Records for the task:
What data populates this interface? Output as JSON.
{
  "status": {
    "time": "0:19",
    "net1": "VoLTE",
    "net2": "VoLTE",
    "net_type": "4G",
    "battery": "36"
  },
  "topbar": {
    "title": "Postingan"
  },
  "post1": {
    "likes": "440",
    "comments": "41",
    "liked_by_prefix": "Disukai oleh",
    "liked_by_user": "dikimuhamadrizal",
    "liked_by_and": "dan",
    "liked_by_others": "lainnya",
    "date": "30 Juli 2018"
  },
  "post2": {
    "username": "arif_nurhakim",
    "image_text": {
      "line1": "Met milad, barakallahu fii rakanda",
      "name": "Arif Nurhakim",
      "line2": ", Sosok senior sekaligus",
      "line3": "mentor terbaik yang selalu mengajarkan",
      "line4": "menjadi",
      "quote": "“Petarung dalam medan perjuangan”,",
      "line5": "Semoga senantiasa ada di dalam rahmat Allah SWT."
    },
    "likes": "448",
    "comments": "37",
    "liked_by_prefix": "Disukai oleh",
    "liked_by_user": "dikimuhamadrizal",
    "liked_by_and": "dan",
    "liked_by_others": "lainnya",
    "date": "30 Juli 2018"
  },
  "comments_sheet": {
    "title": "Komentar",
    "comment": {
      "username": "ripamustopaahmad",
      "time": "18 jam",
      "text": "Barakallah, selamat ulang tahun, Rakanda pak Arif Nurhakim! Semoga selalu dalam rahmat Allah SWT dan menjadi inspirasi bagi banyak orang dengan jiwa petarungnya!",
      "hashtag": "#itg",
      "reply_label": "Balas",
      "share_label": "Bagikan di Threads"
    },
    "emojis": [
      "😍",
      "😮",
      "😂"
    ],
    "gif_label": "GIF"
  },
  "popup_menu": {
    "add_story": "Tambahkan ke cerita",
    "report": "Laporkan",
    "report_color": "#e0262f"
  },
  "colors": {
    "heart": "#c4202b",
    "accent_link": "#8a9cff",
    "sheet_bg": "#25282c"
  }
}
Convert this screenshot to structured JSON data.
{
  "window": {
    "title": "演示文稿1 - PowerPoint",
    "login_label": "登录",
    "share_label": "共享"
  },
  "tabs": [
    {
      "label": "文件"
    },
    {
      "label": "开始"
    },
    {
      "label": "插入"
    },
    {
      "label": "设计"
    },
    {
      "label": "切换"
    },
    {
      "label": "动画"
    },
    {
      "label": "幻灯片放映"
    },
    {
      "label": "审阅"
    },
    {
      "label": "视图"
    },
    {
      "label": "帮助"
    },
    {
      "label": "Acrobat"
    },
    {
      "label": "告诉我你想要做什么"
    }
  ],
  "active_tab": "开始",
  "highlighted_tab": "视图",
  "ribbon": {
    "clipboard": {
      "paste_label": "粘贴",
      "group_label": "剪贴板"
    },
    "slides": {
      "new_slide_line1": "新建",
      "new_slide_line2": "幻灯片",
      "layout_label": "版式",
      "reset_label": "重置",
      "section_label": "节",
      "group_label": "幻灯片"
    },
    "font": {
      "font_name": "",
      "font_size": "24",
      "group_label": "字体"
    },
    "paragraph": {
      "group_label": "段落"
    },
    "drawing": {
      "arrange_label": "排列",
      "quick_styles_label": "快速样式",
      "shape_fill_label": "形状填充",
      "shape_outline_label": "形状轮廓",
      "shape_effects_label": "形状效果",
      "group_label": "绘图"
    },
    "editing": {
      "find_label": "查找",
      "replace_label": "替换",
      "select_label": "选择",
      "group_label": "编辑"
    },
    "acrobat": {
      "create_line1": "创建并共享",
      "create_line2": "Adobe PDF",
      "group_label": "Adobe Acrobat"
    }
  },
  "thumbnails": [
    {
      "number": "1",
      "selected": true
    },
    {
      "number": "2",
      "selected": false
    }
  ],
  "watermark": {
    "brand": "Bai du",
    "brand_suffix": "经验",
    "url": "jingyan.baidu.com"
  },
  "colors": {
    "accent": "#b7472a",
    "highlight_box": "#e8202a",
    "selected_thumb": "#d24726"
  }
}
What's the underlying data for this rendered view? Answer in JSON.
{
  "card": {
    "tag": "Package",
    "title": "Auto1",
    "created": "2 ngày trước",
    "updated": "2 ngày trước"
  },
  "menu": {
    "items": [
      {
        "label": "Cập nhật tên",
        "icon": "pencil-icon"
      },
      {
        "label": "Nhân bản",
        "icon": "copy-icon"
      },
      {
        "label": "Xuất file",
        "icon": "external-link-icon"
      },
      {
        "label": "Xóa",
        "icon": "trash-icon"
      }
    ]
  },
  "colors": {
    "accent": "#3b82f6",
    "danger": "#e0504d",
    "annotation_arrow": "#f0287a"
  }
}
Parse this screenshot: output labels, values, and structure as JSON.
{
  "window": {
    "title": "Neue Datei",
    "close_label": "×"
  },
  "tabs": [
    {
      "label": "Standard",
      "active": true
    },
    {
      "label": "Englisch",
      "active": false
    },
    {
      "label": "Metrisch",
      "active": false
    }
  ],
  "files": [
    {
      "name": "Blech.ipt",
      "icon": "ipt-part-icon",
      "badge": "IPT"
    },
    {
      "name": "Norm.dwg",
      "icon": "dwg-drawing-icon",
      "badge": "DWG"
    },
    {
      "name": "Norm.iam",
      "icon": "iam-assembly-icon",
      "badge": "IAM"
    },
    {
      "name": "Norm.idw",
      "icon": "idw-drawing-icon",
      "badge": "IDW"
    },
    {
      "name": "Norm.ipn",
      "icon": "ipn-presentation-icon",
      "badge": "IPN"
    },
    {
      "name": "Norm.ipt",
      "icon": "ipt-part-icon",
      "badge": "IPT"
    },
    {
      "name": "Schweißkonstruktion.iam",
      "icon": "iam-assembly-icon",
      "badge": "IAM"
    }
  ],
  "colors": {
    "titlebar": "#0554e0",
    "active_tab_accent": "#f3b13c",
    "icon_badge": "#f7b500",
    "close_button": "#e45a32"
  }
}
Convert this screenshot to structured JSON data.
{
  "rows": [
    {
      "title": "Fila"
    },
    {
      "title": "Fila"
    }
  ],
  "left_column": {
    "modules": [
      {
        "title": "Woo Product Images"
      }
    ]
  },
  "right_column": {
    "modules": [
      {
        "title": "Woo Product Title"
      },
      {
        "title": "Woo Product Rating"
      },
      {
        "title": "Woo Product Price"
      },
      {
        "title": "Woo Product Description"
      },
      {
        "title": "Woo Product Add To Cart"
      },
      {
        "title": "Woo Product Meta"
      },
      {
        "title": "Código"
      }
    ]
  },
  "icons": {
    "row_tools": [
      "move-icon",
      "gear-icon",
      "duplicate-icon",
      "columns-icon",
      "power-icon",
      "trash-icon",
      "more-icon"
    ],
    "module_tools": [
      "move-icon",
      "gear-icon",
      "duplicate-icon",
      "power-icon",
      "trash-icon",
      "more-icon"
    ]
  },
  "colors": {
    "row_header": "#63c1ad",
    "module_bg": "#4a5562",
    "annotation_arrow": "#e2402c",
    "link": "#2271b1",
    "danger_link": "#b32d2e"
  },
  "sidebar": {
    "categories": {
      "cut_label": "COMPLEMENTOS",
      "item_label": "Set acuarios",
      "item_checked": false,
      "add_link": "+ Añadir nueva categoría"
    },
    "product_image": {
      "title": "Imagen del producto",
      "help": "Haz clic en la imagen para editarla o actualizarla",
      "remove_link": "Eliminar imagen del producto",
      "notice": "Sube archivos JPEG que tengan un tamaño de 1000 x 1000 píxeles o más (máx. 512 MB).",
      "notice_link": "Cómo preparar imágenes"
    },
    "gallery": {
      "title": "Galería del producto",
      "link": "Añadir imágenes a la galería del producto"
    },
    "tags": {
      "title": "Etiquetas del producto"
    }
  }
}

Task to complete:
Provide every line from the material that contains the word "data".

Answer space:
What data populates this interface? Output as JSON.
Convert this screenshot to structured JSON data.
What's the underlying data for this rendered view? Answer in JSON.
Convert this screenshot to structured JSON data.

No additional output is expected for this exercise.